In large and mid-size cities, you’re spending millions on technology contracts in a given year, with additional impact if you share contracts across cities. This translates to significant negotiation power, which we often fail to exercise for the benefit of our residents.
Negotiation isn’t just about pricing. Many “smart city” vendors are excited to pilot new solutions in our downtowns and other areas with high-income, high-revenue customers, but the benefits of new technologies should not be restricted to our wealthiest residents.
For example, the City of San Jose, California introduced a tiered pricing structure for broadband providers depending on whether they serve the entire city instead of specific areas. The program also supports a $24m+ “digital inclusion fund” to close the digital divide for low income and vulnerable populations.
In times of increasing inequality, the smartest cities will take additional steps to lift all boats
We would love to see these conversations take a more prominent role in “smart city” awards and conferences. In times of increasing inequality, the smartest cities will take additional steps to lift all boats.
5. Insufficient curiosity, courage and joy

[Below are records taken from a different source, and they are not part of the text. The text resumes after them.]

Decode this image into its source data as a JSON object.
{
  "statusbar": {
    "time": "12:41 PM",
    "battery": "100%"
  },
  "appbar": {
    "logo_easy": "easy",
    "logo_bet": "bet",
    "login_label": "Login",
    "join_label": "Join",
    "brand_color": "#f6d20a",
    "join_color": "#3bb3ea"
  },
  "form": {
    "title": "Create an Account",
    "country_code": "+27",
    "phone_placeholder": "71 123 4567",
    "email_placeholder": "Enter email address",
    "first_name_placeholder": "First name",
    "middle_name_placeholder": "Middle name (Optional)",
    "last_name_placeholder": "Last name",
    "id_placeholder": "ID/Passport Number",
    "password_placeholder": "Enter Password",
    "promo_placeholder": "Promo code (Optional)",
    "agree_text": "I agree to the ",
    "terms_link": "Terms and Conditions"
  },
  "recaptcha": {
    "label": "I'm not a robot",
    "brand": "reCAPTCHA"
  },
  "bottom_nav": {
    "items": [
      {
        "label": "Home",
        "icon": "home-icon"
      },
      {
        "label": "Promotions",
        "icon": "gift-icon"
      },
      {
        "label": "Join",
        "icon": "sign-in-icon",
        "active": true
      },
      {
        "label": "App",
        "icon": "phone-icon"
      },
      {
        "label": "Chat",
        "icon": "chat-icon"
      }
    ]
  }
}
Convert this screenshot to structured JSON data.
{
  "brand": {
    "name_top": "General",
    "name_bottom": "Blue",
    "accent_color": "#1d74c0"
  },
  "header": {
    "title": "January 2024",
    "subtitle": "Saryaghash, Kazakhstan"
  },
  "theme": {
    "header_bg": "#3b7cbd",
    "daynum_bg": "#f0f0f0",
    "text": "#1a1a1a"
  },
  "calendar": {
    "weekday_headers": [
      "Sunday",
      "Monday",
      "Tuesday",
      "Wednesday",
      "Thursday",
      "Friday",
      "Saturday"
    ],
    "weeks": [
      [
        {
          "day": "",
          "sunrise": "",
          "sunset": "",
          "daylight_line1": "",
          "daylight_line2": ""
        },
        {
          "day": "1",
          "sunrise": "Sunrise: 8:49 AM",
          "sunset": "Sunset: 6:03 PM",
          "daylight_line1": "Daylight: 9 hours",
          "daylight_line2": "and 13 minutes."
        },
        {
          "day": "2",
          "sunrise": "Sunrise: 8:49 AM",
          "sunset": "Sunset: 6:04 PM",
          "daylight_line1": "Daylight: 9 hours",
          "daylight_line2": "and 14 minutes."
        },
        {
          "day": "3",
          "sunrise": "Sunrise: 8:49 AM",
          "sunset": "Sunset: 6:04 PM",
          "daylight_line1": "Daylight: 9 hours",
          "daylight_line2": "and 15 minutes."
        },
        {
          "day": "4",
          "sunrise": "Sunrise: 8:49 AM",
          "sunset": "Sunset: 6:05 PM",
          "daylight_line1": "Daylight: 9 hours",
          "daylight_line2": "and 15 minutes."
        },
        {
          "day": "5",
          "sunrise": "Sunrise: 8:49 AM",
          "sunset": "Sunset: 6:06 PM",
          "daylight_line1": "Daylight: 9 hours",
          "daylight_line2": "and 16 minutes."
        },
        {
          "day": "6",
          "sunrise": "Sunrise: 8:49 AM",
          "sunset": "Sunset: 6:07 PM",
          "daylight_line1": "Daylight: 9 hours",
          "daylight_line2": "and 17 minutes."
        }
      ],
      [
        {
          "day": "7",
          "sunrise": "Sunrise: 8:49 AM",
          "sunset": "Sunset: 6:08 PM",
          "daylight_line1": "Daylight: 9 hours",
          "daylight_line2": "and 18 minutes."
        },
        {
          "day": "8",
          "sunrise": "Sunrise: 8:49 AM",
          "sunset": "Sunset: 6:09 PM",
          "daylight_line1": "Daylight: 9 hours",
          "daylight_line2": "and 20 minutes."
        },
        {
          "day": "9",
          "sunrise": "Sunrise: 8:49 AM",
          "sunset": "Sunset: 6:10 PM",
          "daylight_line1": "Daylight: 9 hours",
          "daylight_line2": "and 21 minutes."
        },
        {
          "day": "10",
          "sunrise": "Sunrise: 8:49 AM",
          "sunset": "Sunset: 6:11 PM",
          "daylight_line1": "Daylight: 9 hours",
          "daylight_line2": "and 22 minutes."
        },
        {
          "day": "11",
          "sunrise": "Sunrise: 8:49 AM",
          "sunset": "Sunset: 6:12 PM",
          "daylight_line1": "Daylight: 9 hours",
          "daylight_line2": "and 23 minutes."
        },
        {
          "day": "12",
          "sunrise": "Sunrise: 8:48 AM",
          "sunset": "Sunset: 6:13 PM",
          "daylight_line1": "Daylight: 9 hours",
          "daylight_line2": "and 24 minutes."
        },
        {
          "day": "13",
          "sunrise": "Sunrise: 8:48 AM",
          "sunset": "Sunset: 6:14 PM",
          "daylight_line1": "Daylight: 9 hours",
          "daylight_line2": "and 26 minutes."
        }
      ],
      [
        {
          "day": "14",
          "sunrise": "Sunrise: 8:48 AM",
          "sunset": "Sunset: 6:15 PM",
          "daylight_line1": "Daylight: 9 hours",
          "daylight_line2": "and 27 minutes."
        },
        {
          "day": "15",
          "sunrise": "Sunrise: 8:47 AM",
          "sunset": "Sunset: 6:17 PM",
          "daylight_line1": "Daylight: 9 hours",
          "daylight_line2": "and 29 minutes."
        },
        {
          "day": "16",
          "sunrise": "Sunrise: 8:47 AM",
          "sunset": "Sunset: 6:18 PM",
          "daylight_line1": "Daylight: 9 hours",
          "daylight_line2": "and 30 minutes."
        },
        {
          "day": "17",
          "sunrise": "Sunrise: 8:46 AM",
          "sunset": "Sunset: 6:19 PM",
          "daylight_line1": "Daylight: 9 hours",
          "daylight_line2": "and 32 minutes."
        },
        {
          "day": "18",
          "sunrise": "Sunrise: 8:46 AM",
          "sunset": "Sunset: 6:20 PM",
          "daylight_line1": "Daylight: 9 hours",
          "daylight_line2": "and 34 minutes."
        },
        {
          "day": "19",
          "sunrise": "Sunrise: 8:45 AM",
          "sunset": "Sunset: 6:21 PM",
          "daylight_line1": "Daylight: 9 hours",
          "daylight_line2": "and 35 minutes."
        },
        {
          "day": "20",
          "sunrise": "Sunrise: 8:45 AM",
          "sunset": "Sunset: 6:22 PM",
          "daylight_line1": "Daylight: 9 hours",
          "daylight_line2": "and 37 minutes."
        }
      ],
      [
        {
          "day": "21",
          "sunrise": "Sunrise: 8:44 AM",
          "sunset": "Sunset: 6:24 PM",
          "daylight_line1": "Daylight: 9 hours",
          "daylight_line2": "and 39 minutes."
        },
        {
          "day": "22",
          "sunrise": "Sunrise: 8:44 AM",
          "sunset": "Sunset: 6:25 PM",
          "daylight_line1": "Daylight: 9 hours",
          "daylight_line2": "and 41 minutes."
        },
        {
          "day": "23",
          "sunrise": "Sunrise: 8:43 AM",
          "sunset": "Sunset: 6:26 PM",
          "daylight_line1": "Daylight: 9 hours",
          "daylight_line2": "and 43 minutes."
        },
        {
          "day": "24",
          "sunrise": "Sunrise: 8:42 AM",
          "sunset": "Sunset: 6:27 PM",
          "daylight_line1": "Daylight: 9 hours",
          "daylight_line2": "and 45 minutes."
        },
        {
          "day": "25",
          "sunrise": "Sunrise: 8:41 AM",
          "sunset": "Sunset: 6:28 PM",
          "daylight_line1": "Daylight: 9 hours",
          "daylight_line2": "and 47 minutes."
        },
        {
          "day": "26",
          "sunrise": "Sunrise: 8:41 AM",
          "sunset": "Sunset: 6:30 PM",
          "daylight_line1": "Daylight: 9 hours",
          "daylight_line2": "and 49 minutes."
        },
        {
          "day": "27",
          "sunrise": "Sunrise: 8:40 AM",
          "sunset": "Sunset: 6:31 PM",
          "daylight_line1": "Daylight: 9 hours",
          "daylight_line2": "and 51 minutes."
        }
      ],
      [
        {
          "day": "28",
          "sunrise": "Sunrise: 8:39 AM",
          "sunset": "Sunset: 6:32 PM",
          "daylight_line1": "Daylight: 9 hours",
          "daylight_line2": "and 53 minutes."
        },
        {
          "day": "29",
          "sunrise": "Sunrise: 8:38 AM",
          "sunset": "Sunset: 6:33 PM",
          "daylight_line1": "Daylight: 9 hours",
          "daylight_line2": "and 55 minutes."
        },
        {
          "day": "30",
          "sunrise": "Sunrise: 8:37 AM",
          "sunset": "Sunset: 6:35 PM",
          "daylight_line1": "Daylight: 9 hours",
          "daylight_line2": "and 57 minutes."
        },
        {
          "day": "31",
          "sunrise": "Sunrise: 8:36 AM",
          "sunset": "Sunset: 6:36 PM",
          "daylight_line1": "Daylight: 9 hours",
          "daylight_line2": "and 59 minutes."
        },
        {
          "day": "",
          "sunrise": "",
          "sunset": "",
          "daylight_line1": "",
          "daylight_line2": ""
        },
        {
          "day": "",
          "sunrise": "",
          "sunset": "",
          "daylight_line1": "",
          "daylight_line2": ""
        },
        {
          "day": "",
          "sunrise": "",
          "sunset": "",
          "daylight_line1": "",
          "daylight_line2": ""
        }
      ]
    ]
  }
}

In our work in government and in the private sector, we’ve found that projects are most successful when pursued in a spirit of curiosity, creative courage and joy. Have questions? Ask them! Not an expert in this area? Let’s bring one in!
In many “smart city” conversations, this spirit is challenged by behaviours of certainty, groupthink and an anxious fear of missing out. It’s challenged by vendors who are certain that their solution is best for every situation, civil servants who aren’t empowered to challenge long-standing norms and an overwhelming urgency that we need to “just do something” in order to keep up with other cities.
These behaviours are holding back our potential to build the cities of the future. We need to foster a culture where we can put our residents first, where staff can be excited to question how they’re thinking and where leaders and managers continually support our ability to learn, share and adapt.
On our teams in Austin, this takes several forms. We’ve designed interview questions to evaluate candidates on our values which include “default to action,” “ask for help,” and “strong opinions, loosely held.” We openly review our work in bi-weekly “sprint reviews” with team members, stakeholders and anyone interested in learning more. We test solutions early and often with residents across the city, bringing our stakeholders along for the experience. Whenever possible, we provide snacks.
Our problems will continue to change over time, so our solutions also need to change over time
In pursuit of a smarter approach
There is no single app, partnership, or technology that will make your city the smartest city. Our problems will continue to change over time, so our solutions also need to change over time.
This means that the best solutions usually won’t have an ocean of salespeople advocating for them, they won’t offer free meals or splashy conferences and they won’t claim to be able to solve all of your problems in a matter of months. You should be very skeptical about anything that does.
In our experience, the best investments — modular architectures, shared standards and diverse internal expertise — are those that can grow and adapt with the needs of our communities. The first step in getting there is fostering a culture where we can be open and accepting of what we’re good at and how we might need to grow, both as individuals and as cities. — Marni Wilhite & Ben Guhin
Credit to Dan Sheldon’s “Government IT Self-Harm Playbook” for inspiring this list, and our colleagues and friends who have contributed to this work, including Daniel Honker, Jill Goodman, John Speirs, Elaine Nicholson, Chris Weema, Karla Taylor, Angela Hanson, Mark Headd and Indy Johar.
(Picture credit: Unsplash)